No matter how connected, well-informed, or persuasive the people who spread your idea or message are, it won’t get very far if it isn’t actually worth spreading.
“Is the message – or the food, or the movie, or the product – memorable? Is it so memorable, in fact, that it can create change, that it can spur someone to action?”
In other words, will it stick?
How sticky is your idea or message?
Malcolm calls this “The Stickiness Factor”.
And the structure and format of your message, determines its stickiness.
“If you paid careful attention to the structure and format of your material, you could dramatically enhance stickiness.”
So how do you improve the stickiness of your message?
How do you know which structure and format will actually work?
Well, you conduct market research. You test the different structures and formats of your message with your target market to see which ones stick.
For example, Sesame Street hired psychologist Ed Palmer to head up their research team, and they tested the structure and format of each episode with their target audience: children. Throughout their research, they kept track of exactly when, and where, children paid attention, plotted their findings on a graph, and then analyzed the results. Sometimes the findings had them going back to the drawing board.
Now, you don’t need to go out and hire a psychologist, a big research team, and run every single test under the sun before actually shipping. The key point here is to pay attention to how people are responding to your idea and message, and learn from it.
In what circumstances is it sticky? What peaks their interest? What doesn’t?
This is pretty much like a “beta” release. But what’s important, is that even after you ship, you continue to track how sticky your message is. Otherwise it won’t stick for very long.
And a key variable to pay attention to is the context of the message. Malcolm calls this “The Power of Context”.

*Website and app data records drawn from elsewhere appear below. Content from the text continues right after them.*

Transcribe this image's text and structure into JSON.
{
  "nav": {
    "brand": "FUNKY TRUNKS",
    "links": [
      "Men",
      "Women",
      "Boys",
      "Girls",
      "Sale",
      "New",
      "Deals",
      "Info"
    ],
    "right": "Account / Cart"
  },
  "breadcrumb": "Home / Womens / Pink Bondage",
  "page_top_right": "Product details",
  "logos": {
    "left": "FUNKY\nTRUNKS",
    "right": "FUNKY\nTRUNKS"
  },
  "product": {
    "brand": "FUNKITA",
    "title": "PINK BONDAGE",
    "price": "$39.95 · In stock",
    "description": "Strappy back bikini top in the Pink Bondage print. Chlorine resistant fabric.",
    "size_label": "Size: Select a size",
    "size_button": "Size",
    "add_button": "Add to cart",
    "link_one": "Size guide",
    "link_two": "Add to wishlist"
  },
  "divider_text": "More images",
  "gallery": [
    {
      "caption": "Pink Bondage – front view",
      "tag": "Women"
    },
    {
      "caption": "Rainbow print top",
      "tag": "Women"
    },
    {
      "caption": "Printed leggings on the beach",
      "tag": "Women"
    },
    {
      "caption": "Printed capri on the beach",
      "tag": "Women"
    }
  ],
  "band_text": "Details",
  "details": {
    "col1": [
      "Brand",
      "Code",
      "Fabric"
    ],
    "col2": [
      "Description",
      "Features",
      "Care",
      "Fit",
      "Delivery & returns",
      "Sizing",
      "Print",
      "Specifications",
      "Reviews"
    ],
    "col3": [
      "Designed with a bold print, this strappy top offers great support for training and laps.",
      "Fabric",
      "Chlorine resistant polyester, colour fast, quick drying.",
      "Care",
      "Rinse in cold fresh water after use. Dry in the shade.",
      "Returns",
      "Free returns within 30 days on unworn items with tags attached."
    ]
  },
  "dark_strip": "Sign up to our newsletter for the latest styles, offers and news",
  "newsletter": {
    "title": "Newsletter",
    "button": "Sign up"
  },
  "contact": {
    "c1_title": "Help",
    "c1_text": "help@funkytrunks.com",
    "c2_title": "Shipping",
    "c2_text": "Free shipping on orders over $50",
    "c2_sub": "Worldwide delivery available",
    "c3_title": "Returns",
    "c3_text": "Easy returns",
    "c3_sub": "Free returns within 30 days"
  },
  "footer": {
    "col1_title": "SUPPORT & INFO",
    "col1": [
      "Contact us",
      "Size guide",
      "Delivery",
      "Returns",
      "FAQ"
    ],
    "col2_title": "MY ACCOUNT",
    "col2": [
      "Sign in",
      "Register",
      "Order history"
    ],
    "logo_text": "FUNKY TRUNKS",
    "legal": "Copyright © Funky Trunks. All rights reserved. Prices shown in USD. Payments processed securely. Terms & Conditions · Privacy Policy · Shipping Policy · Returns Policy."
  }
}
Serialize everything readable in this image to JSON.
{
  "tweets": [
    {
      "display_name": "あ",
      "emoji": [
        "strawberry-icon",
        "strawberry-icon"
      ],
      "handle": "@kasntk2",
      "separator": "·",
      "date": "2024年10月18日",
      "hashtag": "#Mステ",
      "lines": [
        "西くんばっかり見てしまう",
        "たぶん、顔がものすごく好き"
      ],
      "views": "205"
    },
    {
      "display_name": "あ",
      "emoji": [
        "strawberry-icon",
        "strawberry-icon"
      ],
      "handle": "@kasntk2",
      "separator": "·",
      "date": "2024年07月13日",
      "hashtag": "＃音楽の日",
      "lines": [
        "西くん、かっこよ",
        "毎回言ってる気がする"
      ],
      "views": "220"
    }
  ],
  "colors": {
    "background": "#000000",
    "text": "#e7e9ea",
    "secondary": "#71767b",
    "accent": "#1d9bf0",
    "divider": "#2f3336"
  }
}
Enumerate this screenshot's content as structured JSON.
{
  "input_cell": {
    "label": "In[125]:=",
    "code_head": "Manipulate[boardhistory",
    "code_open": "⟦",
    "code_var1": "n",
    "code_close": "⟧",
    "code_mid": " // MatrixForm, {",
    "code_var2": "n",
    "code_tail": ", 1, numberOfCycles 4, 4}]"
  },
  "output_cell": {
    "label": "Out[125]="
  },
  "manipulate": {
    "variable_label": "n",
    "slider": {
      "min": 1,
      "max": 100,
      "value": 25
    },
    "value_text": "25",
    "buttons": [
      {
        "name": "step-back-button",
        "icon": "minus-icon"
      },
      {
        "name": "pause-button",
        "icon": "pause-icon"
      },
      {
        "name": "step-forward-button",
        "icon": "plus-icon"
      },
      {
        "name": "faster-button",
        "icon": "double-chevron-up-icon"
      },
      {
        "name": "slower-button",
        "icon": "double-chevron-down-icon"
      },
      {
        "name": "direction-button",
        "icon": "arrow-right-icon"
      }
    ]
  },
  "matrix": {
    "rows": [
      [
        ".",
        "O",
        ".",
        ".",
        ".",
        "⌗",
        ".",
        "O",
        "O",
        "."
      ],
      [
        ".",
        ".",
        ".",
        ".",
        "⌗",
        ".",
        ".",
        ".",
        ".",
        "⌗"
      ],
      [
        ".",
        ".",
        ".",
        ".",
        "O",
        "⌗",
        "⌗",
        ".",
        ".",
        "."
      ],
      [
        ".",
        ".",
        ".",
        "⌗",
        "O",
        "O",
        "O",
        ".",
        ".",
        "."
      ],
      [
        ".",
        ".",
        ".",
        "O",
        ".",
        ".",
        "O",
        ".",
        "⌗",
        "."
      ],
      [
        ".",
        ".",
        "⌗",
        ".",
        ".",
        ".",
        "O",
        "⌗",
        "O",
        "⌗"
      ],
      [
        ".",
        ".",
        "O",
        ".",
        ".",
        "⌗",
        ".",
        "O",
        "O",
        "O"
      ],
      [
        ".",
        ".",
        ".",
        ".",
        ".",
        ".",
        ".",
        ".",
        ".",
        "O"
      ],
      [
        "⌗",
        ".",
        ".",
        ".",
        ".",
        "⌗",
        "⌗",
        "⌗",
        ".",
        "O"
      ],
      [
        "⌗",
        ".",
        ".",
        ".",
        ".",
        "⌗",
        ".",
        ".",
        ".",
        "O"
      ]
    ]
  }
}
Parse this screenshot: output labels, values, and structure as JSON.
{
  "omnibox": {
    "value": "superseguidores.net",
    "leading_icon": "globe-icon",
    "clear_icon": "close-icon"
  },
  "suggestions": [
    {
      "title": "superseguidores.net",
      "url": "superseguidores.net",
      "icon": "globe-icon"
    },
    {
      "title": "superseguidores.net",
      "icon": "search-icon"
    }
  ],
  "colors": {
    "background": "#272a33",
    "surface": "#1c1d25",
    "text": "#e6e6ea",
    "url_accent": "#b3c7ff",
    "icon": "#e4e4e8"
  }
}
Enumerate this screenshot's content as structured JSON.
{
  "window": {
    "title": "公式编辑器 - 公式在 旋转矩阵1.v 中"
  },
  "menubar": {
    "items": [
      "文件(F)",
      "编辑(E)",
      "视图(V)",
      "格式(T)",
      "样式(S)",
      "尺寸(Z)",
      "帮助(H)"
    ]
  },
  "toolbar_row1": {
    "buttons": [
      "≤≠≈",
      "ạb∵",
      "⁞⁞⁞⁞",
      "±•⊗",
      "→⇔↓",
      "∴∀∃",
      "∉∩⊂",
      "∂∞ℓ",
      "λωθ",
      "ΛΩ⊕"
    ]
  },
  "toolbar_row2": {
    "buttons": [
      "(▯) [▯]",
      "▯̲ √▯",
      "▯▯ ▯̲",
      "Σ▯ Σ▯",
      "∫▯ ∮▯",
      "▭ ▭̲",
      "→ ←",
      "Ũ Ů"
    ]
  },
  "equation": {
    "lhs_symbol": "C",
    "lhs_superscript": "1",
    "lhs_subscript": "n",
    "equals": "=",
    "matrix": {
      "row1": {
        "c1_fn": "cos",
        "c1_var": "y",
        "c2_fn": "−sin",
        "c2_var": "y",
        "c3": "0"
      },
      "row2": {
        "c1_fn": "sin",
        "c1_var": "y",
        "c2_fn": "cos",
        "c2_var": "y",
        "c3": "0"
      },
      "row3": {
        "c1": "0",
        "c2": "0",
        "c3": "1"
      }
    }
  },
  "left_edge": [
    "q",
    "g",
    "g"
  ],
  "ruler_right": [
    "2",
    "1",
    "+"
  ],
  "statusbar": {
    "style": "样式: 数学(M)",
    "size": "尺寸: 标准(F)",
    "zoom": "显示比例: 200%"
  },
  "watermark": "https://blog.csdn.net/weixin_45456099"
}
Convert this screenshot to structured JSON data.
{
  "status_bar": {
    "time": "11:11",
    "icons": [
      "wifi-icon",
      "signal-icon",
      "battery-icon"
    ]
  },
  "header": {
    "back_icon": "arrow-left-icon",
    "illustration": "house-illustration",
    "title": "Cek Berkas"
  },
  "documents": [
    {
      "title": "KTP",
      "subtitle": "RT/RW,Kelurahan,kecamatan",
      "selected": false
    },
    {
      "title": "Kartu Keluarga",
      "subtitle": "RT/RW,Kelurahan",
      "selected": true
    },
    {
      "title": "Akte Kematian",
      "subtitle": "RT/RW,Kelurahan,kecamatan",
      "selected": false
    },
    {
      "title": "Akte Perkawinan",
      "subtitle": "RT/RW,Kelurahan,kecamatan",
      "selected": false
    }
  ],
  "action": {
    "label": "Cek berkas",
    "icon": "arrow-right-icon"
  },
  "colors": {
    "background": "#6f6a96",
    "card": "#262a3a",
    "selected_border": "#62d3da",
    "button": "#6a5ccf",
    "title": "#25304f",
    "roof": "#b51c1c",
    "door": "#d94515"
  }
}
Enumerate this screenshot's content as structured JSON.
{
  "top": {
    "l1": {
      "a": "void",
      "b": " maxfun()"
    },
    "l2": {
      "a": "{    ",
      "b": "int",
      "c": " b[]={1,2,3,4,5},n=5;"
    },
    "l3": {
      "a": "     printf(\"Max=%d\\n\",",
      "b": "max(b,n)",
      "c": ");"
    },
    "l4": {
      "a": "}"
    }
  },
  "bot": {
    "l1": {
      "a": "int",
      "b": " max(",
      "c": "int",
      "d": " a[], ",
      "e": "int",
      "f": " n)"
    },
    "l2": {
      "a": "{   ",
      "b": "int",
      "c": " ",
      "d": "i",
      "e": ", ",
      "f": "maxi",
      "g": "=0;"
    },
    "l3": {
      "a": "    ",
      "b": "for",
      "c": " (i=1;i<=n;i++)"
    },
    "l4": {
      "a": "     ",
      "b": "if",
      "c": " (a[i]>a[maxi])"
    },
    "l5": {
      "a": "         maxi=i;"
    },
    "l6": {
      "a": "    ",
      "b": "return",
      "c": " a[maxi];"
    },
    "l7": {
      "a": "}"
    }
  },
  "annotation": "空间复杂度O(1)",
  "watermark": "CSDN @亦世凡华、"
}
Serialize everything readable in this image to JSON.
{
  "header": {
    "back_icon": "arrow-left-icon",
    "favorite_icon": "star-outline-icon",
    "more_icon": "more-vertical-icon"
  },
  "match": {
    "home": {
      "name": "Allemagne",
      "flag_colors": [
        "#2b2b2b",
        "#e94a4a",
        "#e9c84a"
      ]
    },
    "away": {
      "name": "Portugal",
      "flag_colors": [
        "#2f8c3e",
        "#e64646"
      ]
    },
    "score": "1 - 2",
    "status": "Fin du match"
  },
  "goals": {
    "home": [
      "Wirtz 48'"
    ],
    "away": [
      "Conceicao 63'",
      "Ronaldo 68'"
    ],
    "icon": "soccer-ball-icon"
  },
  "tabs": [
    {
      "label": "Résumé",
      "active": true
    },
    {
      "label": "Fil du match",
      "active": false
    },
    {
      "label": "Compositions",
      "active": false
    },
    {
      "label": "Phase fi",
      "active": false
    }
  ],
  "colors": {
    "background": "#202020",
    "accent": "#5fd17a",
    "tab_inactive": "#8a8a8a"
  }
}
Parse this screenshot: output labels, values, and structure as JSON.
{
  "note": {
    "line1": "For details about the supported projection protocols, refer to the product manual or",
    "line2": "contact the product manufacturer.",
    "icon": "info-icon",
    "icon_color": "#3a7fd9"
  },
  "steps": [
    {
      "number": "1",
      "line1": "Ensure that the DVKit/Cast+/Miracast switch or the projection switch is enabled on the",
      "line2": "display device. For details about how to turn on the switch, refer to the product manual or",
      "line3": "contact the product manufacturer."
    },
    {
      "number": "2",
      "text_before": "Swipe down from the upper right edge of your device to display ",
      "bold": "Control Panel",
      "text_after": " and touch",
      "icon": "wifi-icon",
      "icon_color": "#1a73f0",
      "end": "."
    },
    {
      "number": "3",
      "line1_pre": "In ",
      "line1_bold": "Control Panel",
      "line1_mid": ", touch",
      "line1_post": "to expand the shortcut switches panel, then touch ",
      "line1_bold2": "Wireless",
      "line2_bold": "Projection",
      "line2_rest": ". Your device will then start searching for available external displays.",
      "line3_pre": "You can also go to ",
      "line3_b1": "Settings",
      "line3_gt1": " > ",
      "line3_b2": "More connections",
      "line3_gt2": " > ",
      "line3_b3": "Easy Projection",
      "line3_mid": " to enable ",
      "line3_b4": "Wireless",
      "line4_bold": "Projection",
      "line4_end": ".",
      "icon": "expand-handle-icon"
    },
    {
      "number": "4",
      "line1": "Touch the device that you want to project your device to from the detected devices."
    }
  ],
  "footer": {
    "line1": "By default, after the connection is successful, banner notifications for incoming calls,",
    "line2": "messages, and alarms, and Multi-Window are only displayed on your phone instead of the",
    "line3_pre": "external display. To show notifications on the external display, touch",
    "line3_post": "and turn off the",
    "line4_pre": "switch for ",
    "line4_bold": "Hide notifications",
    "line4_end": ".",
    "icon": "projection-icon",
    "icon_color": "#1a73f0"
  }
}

“Epidemics are sensitive to the conditions and circumstances of the times and places in which they occur.”
Pay attention to the environment, conditions and circumstances of not only the timing, but also the location of our messages. Sometimes it’s as obvious as understanding that we live in an age where social media technology is an extremely power tool for communication.
Other times, like in the case of New York’s crime rate, it’s understanding that something physical like graffiti is a powerful feature, and signal, of a crime environment. And taking steps to clean it up is a powerful action and message against it.
I wish I could go into each and every example Malcolm outlines in The Tipping Point. The use cases he shows are well worth reading the book front to back; whether it’s Sesame Street, Airwalk, teenage smoking or New York’s crime rate.
But then this would turn into a digital copy of The Tipping Point, instead of an actionable summary.
So, I’ll close by re-emphasizing that whatever it is that you are trying to tip – an idea, product or message – pay close attention to the people who spread your message, the structure and format of your message, and the context in which you are spreading your message.
Because a change in any of those, can lead to your very own Tipping Point.
“In the end, Tipping Points are a reaffirmation of the potential for change and the power of intelligent action.”